ACTIVITY — Copy every line of the entries that has the string "selected" in it.

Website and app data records
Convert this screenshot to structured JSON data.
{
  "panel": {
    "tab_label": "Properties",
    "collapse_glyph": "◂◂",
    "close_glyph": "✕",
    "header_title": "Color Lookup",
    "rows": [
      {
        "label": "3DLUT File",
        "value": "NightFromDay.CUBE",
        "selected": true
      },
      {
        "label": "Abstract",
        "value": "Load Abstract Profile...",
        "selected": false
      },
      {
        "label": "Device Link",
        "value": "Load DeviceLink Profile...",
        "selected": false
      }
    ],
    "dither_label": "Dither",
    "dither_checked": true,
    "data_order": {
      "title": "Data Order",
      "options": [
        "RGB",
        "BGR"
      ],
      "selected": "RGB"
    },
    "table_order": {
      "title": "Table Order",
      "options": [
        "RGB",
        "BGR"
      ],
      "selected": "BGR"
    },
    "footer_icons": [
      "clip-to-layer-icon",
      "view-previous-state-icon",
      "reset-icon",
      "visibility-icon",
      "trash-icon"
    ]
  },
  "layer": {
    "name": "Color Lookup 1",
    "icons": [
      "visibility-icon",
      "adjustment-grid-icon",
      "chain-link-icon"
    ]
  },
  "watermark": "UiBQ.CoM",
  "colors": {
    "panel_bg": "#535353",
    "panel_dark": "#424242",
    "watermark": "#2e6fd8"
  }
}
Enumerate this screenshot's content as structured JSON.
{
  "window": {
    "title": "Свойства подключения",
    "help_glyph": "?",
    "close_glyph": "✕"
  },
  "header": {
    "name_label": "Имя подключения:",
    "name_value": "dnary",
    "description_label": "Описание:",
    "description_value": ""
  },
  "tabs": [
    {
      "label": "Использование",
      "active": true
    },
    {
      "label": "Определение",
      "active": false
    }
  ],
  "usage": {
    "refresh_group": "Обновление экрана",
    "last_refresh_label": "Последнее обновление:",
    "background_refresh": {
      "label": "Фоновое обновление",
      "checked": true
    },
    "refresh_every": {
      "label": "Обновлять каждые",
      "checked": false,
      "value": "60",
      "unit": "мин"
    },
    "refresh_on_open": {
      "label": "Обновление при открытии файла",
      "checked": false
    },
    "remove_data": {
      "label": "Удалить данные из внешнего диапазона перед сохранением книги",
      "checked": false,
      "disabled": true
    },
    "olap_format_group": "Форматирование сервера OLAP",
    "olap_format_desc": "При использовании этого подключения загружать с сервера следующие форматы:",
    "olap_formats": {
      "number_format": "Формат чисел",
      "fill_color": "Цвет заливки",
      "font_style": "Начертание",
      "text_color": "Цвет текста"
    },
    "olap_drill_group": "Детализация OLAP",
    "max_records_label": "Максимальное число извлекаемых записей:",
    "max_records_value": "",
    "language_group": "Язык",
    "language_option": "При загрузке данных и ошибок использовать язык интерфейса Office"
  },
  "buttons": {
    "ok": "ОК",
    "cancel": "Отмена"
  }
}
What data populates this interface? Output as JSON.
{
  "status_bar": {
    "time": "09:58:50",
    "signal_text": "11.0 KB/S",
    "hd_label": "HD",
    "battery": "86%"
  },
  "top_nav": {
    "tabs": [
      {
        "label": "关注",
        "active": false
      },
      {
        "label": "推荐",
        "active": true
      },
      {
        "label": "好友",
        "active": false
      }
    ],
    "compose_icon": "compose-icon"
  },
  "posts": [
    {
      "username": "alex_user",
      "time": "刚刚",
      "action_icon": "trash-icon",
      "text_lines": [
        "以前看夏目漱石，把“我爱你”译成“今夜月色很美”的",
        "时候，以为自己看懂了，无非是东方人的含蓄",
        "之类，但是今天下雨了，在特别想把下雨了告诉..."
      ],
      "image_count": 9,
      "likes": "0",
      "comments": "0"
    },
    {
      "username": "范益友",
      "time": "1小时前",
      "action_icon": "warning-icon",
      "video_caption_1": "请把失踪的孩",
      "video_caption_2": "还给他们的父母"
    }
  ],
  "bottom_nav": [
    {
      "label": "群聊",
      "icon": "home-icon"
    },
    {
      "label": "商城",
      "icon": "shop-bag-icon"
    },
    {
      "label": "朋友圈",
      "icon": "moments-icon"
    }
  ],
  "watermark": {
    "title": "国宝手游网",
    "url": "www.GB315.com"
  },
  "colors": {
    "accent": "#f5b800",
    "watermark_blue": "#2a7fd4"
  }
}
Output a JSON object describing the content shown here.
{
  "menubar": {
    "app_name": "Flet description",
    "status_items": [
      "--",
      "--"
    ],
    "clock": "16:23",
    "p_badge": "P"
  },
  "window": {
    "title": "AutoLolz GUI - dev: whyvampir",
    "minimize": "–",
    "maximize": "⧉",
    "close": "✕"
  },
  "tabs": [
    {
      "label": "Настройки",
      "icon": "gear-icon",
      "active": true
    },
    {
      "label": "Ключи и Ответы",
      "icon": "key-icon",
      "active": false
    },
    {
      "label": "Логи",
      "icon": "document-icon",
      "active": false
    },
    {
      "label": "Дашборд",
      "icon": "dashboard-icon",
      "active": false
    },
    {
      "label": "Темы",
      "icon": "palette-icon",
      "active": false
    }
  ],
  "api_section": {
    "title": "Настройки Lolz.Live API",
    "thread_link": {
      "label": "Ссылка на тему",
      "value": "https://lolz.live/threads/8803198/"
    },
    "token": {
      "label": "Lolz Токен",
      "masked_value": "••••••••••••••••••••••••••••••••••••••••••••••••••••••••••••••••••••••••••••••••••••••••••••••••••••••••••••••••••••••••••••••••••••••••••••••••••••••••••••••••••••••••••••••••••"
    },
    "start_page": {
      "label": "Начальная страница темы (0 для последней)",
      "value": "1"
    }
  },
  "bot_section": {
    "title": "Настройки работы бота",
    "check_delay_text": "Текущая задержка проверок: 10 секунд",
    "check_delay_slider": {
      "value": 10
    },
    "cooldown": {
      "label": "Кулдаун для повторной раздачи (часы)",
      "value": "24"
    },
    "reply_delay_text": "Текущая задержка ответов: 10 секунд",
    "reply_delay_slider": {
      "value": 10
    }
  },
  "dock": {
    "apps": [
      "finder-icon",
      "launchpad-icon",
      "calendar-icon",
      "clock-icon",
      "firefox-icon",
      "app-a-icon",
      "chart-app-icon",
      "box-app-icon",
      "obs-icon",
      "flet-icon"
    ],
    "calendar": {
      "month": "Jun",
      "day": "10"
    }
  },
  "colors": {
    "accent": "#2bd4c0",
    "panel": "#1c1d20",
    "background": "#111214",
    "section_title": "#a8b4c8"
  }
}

YOUR RESPONSE —
        "selected": true
        "selected": false
        "selected": false
      "selected": "RGB"
      "selected": "BGR"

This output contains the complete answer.